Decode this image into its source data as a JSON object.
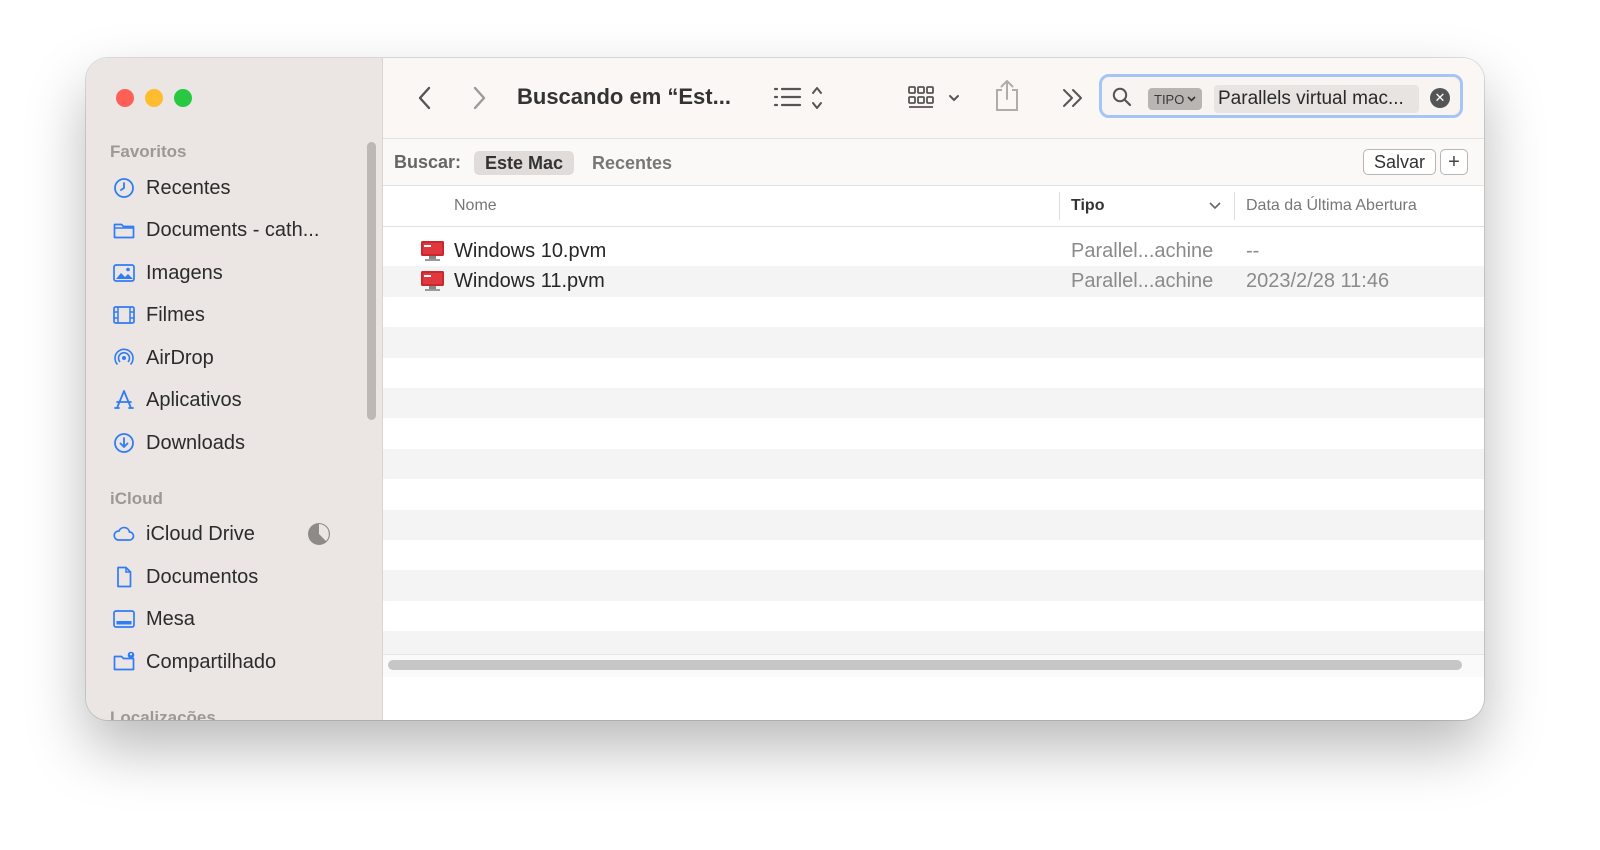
{
  "window": {
    "title": "Buscando em “Est..."
  },
  "sidebar": {
    "sections": [
      {
        "label": "Favoritos"
      },
      {
        "label": "iCloud"
      },
      {
        "label": "Localizações"
      }
    ],
    "items": [
      {
        "label": "Recentes",
        "icon": "clock-icon"
      },
      {
        "label": "Documents - cath...",
        "icon": "folder-icon"
      },
      {
        "label": "Imagens",
        "icon": "photo-icon"
      },
      {
        "label": "Filmes",
        "icon": "film-icon"
      },
      {
        "label": "AirDrop",
        "icon": "airdrop-icon"
      },
      {
        "label": "Aplicativos",
        "icon": "apps-icon"
      },
      {
        "label": "Downloads",
        "icon": "download-icon"
      },
      {
        "label": "iCloud Drive",
        "icon": "cloud-icon"
      },
      {
        "label": "Documentos",
        "icon": "document-icon"
      },
      {
        "label": "Mesa",
        "icon": "desktop-icon"
      },
      {
        "label": "Compartilhado",
        "icon": "shared-folder-icon"
      }
    ]
  },
  "search": {
    "token": "TIPO",
    "query": "Parallels virtual mac..."
  },
  "scope": {
    "label": "Buscar:",
    "options": [
      "Este Mac",
      "Recentes"
    ],
    "selected": "Este Mac",
    "save_label": "Salvar",
    "add_label": "+"
  },
  "table": {
    "columns": [
      "Nome",
      "Tipo",
      "Data da Última Abertura"
    ],
    "rows": [
      {
        "name": "Windows 10.pvm",
        "kind": "Parallel...achine",
        "date": "--"
      },
      {
        "name": "Windows 11.pvm",
        "kind": "Parallel...achine",
        "date": "2023/2/28 11:46"
      }
    ]
  },
  "colors": {
    "accent": "#2f7cf6",
    "sidebar_bg": "#ebe6e3",
    "search_focus": "#a6c4f6"
  }
}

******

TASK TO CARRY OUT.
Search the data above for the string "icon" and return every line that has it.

TASK RESPONSE.
        "icon": "clock-icon"
        "icon": "folder-icon"
        "icon": "photo-icon"
        "icon": "film-icon"
        "icon": "airdrop-icon"
        "icon": "apps-icon"
        "icon": "download-icon"
        "icon": "cloud-icon"
        "icon": "document-icon"
        "icon": "desktop-icon"
        "icon": "shared-folder-icon"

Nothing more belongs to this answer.